BEGIN THE INPUT

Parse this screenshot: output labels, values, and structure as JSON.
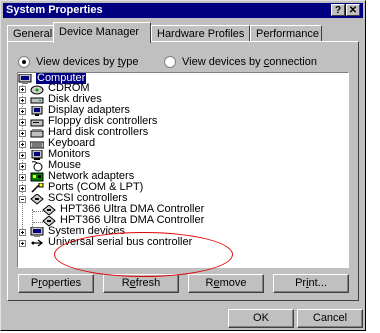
{
  "window": {
    "title": "System Properties",
    "help_btn": "?",
    "close_btn": "✕"
  },
  "tabs": [
    {
      "label": "General"
    },
    {
      "label": "Device Manager"
    },
    {
      "label": "Hardware Profiles"
    },
    {
      "label": "Performance"
    }
  ],
  "view": {
    "by_type": {
      "pre": "View devices by ",
      "ul": "t",
      "post": "ype"
    },
    "by_connection": {
      "pre": "View devices by ",
      "ul": "c",
      "post": "onnection"
    }
  },
  "tree": {
    "root": "Computer",
    "items": [
      {
        "label": "CDROM",
        "icon": "cdrom-icon"
      },
      {
        "label": "Disk drives",
        "icon": "disk-drive-icon"
      },
      {
        "label": "Display adapters",
        "icon": "display-adapter-icon"
      },
      {
        "label": "Floppy disk controllers",
        "icon": "floppy-controller-icon"
      },
      {
        "label": "Hard disk controllers",
        "icon": "hard-disk-controller-icon"
      },
      {
        "label": "Keyboard",
        "icon": "keyboard-icon"
      },
      {
        "label": "Monitors",
        "icon": "monitor-icon"
      },
      {
        "label": "Mouse",
        "icon": "mouse-icon"
      },
      {
        "label": "Network adapters",
        "icon": "network-adapter-icon"
      },
      {
        "label": "Ports (COM & LPT)",
        "icon": "port-icon"
      },
      {
        "label": "SCSI controllers",
        "icon": "scsi-controller-icon"
      },
      {
        "label": "HPT366 Ultra DMA Controller",
        "icon": "scsi-device-icon"
      },
      {
        "label": "HPT366 Ultra DMA Controller",
        "icon": "scsi-device-icon"
      },
      {
        "label": "System devices",
        "icon": "system-device-icon"
      },
      {
        "label": "Universal serial bus controller",
        "icon": "usb-icon"
      }
    ]
  },
  "buttons": {
    "properties": {
      "pre": "P",
      "ul": "r",
      "post": "operties"
    },
    "refresh": {
      "pre": "R",
      "ul": "e",
      "post": "fresh"
    },
    "remove": {
      "pre": "R",
      "ul": "e",
      "post": "move"
    },
    "print": {
      "pre": "Pr",
      "ul": "i",
      "post": "nt..."
    },
    "ok": "OK",
    "cancel": "Cancel"
  },
  "annotation": {
    "color": "#e00000"
  }
}
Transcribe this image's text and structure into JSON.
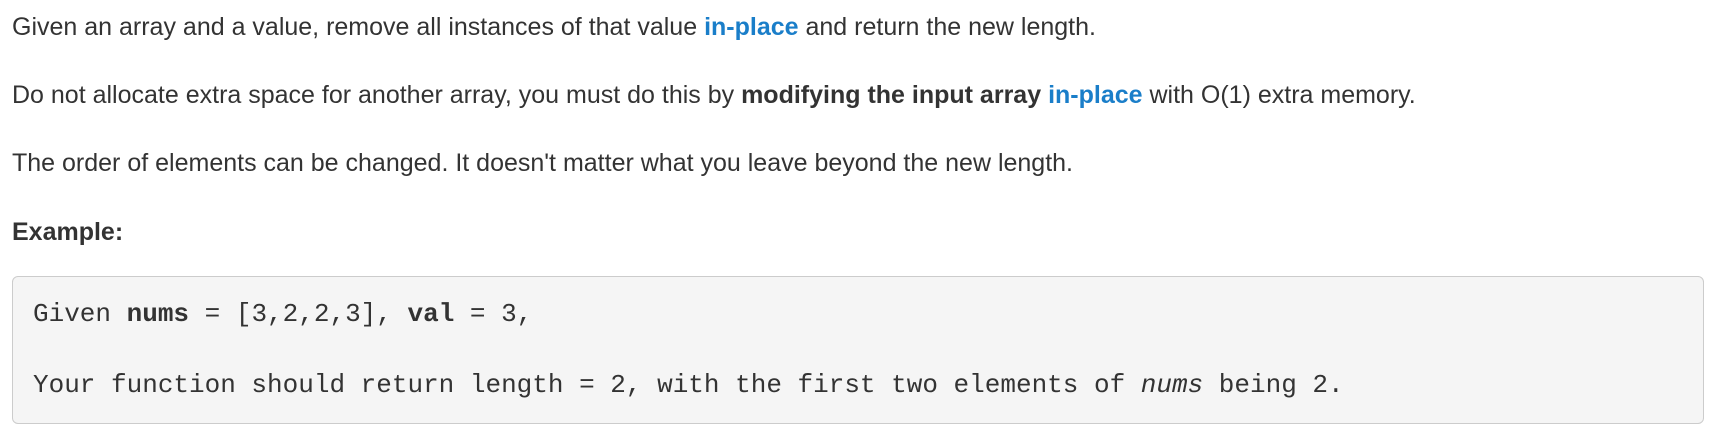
{
  "paragraphs": {
    "p1": {
      "text_a": "Given an array and a value, remove all instances of that value ",
      "link": "in-place",
      "text_b": " and return the new length."
    },
    "p2": {
      "text_a": "Do not allocate extra space for another array, you must do this by ",
      "bold": "modifying the input array",
      "text_b": " ",
      "link": "in-place",
      "text_c": " with O(1) extra memory."
    },
    "p3": {
      "text": "The order of elements can be changed. It doesn't matter what you leave beyond the new length."
    }
  },
  "example": {
    "heading": "Example:",
    "code_line_1": {
      "a": "Given ",
      "nums_label": "nums",
      "b": " = [3,2,2,3], ",
      "val_label": "val",
      "c": " = 3,"
    },
    "code_line_2": {
      "a": "Your function should return length = 2, with the first two elements of ",
      "nums_ital": "nums",
      "b": " being 2."
    }
  },
  "colors": {
    "link": "#1a7ec9",
    "text": "#333333",
    "code_background": "#f5f5f5",
    "code_border": "#cccccc"
  }
}
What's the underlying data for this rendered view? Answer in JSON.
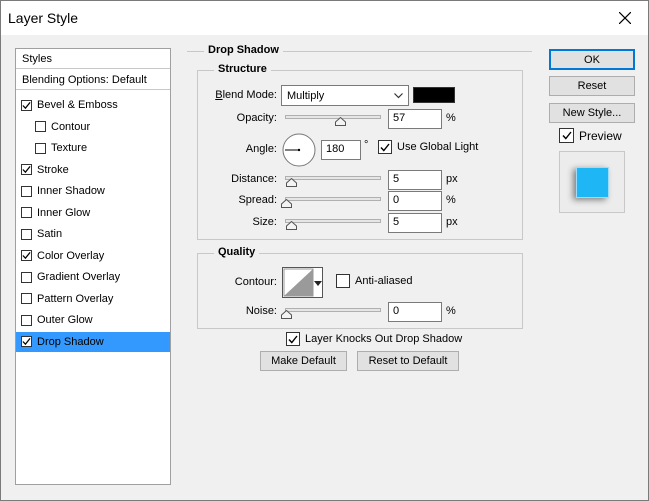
{
  "window": {
    "title": "Layer Style"
  },
  "sidebar": {
    "header_styles": "Styles",
    "header_blending": "Blending Options: Default",
    "items": [
      {
        "label": "Bevel & Emboss",
        "checked": true
      },
      {
        "label": "Contour",
        "checked": false,
        "indent": true
      },
      {
        "label": "Texture",
        "checked": false,
        "indent": true
      },
      {
        "label": "Stroke",
        "checked": true
      },
      {
        "label": "Inner Shadow",
        "checked": false
      },
      {
        "label": "Inner Glow",
        "checked": false
      },
      {
        "label": "Satin",
        "checked": false
      },
      {
        "label": "Color Overlay",
        "checked": true
      },
      {
        "label": "Gradient Overlay",
        "checked": false
      },
      {
        "label": "Pattern Overlay",
        "checked": false
      },
      {
        "label": "Outer Glow",
        "checked": false
      },
      {
        "label": "Drop Shadow",
        "checked": true,
        "selected": true
      }
    ]
  },
  "drop_shadow": {
    "section_title": "Drop Shadow",
    "structure": {
      "title": "Structure",
      "blend_mode_label": "Blend Mode:",
      "blend_mode_value": "Multiply",
      "blend_color": "#000000",
      "opacity_label": "Opacity:",
      "opacity_value": "57",
      "opacity_unit": "%",
      "opacity_fraction": 0.57,
      "angle_label": "Angle:",
      "angle_value": "180",
      "angle_unit": "°",
      "use_global_light_label": "Use Global Light",
      "use_global_light_checked": true,
      "distance_label": "Distance:",
      "distance_value": "5",
      "distance_unit": "px",
      "spread_label": "Spread:",
      "spread_value": "0",
      "spread_unit": "%",
      "size_label": "Size:",
      "size_value": "5",
      "size_unit": "px"
    },
    "quality": {
      "title": "Quality",
      "contour_label": "Contour:",
      "anti_aliased_label": "Anti-aliased",
      "anti_aliased_checked": false,
      "noise_label": "Noise:",
      "noise_value": "0",
      "noise_unit": "%"
    },
    "knocks_out_label": "Layer Knocks Out Drop Shadow",
    "knocks_out_checked": true,
    "make_default_label": "Make Default",
    "reset_default_label": "Reset to Default"
  },
  "actions": {
    "ok_label": "OK",
    "reset_label": "Reset",
    "new_style_label": "New Style...",
    "preview_label": "Preview",
    "preview_checked": true
  },
  "colors": {
    "selection": "#3399ff",
    "preview_swatch": "#1fb6f5",
    "accent_border": "#0078d7"
  }
}
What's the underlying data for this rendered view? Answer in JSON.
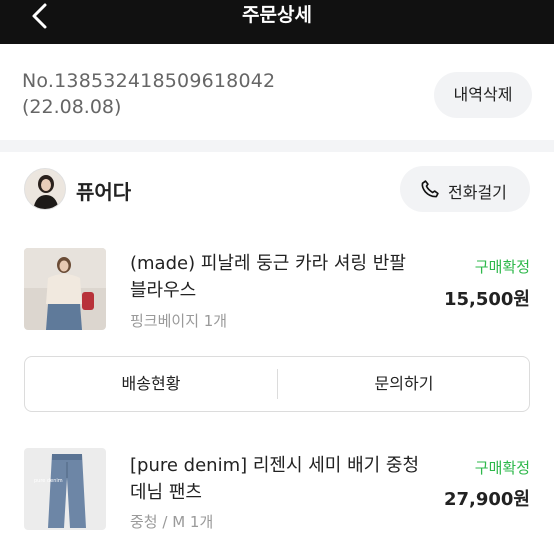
{
  "header": {
    "title": "주문상세"
  },
  "order": {
    "number": "No.138532418509618042",
    "date": "(22.08.08)",
    "delete_label": "내역삭제"
  },
  "shop": {
    "name": "퓨어다",
    "call_label": "전화걸기"
  },
  "items": [
    {
      "name": "(made) 피날레 둥근 카라 셔링 반팔 블라우스",
      "option": "핑크베이지 1개",
      "status": "구매확정",
      "price": "15,500원"
    },
    {
      "name": "[pure denim] 리젠시 세미 배기 중청 데님 팬츠",
      "option": "중청 / M 1개",
      "status": "구매확정",
      "price": "27,900원"
    }
  ],
  "actions": {
    "shipping_label": "배송현황",
    "inquiry_label": "문의하기"
  },
  "colors": {
    "header_bg": "#111111",
    "accent_green": "#2eb84b",
    "pill_bg": "#f2f3f5"
  },
  "icons": {
    "back": "chevron-left-icon",
    "call": "phone-icon"
  }
}
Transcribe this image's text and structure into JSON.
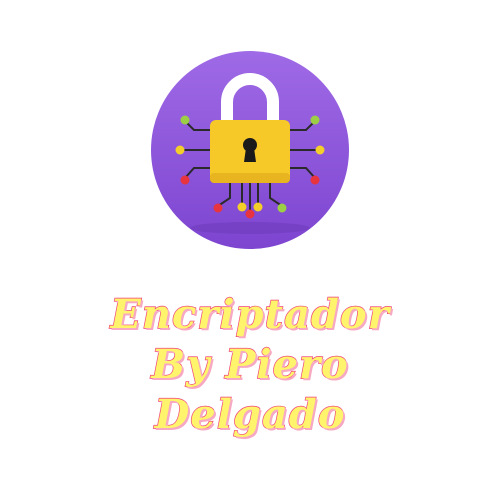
{
  "logo": {
    "name": "padlock-circuit-logo",
    "colors": {
      "circle": "#8a52d9",
      "circle_light": "#9d68e6",
      "shackle": "#ffffff",
      "lock_body": "#f7c928",
      "keyhole": "#1a1a1a",
      "wires": "#2a2a2a",
      "dot_green": "#9ccf45",
      "dot_yellow": "#f4cf2a",
      "dot_red": "#e8343f"
    }
  },
  "title": {
    "lines": [
      "Encriptador",
      "By Piero",
      "Delgado"
    ],
    "fill_color": "#fff46b",
    "outline_color": "#f0407a"
  }
}
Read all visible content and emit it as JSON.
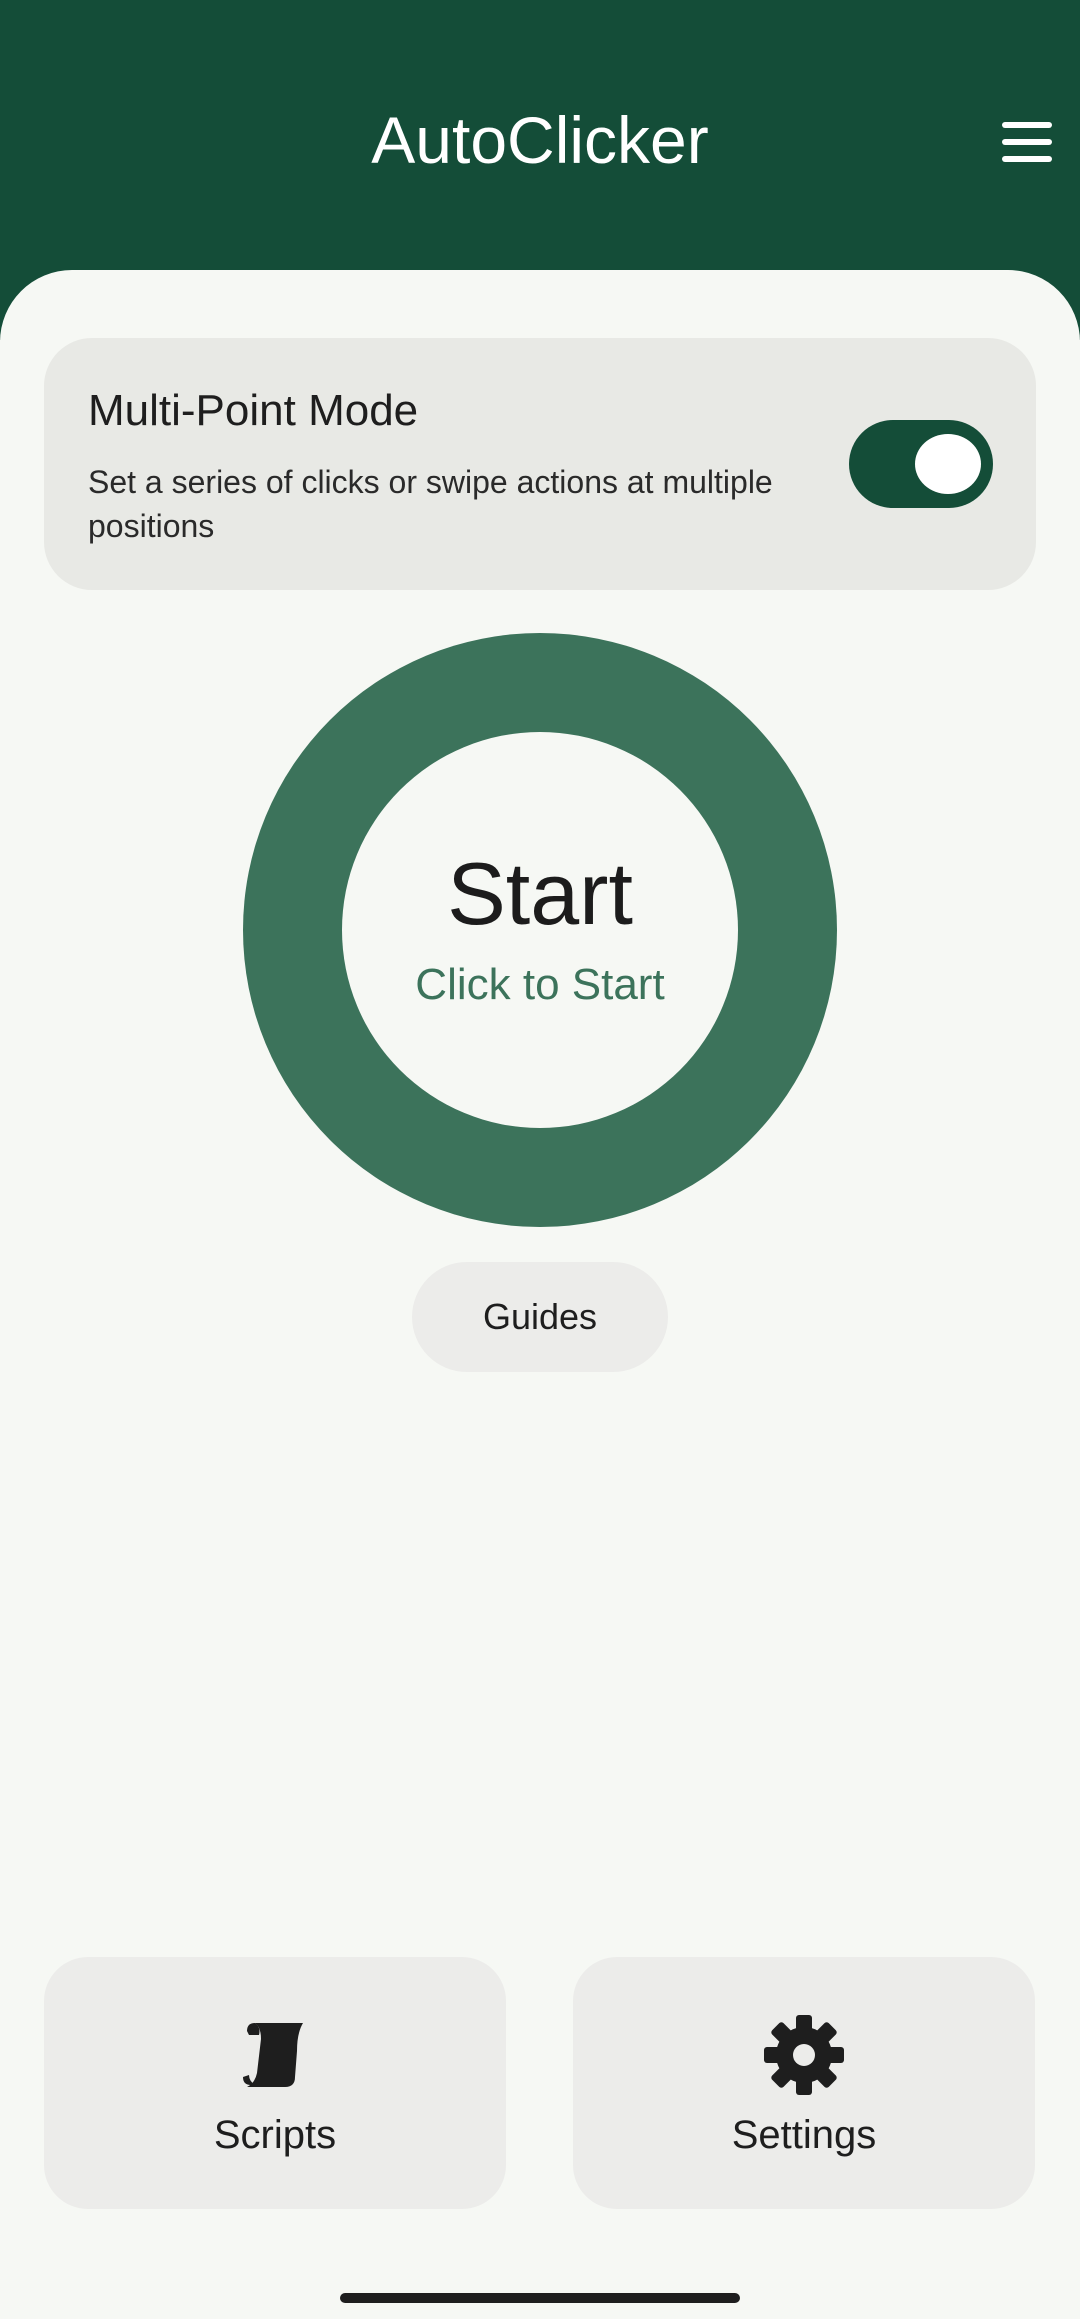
{
  "app": {
    "title": "AutoClicker",
    "menu_icon": "menu-icon"
  },
  "mode_card": {
    "title": "Multi-Point Mode",
    "description": "Set a series of clicks or swipe actions at multiple positions",
    "toggle_on": true
  },
  "start_button": {
    "label": "Start",
    "sublabel": "Click to Start"
  },
  "guides_button": {
    "label": "Guides"
  },
  "bottom_nav": {
    "scripts": {
      "label": "Scripts",
      "icon": "scroll-icon"
    },
    "settings": {
      "label": "Settings",
      "icon": "gear-icon"
    }
  },
  "colors": {
    "header_bg": "#144D38",
    "accent": "#3C735B",
    "background": "#F6F8F4",
    "card_bg": "#E8E9E5"
  }
}
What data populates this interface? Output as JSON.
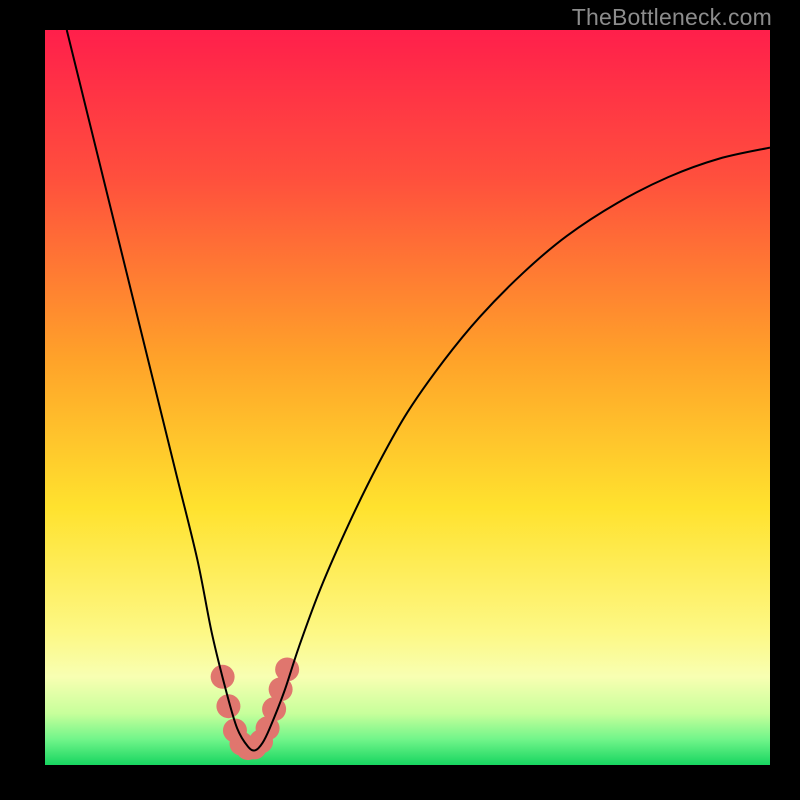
{
  "watermark": "TheBottleneck.com",
  "chart_data": {
    "type": "line",
    "title": "",
    "xlabel": "",
    "ylabel": "",
    "xlim": [
      0,
      100
    ],
    "ylim": [
      0,
      100
    ],
    "gradient_stops": [
      {
        "offset": 0.0,
        "color": "#ff1f4b"
      },
      {
        "offset": 0.2,
        "color": "#ff4f3d"
      },
      {
        "offset": 0.45,
        "color": "#ffa329"
      },
      {
        "offset": 0.65,
        "color": "#ffe22e"
      },
      {
        "offset": 0.82,
        "color": "#fdf885"
      },
      {
        "offset": 0.88,
        "color": "#f8ffb2"
      },
      {
        "offset": 0.93,
        "color": "#c7ff9b"
      },
      {
        "offset": 0.965,
        "color": "#71f58a"
      },
      {
        "offset": 1.0,
        "color": "#17d560"
      }
    ],
    "series": [
      {
        "name": "bottleneck-curve",
        "x": [
          3,
          6,
          9,
          12,
          15,
          18,
          21,
          23,
          25,
          26.5,
          28,
          29,
          30,
          31,
          33,
          35,
          38,
          42,
          46,
          50,
          55,
          60,
          66,
          72,
          79,
          86,
          93,
          100
        ],
        "y": [
          100,
          88,
          76,
          64,
          52,
          40,
          28,
          18,
          10,
          5,
          2.5,
          2,
          3,
          5,
          10,
          16,
          24,
          33,
          41,
          48,
          55,
          61,
          67,
          72,
          76.5,
          80,
          82.5,
          84
        ]
      }
    ],
    "marker_band": {
      "name": "optimal-band",
      "x": [
        24.5,
        25.3,
        26.2,
        27.1,
        28.0,
        28.9,
        29.8,
        30.7,
        31.6,
        32.5,
        33.4
      ],
      "y": [
        12.0,
        8.0,
        4.7,
        2.9,
        2.3,
        2.4,
        3.2,
        5.0,
        7.6,
        10.3,
        13.0
      ],
      "color": "#e0766e",
      "radius_px": 12
    }
  }
}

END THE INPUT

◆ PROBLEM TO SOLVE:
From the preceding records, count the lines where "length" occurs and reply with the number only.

◆ RESULT OF THE EXERCISE:
3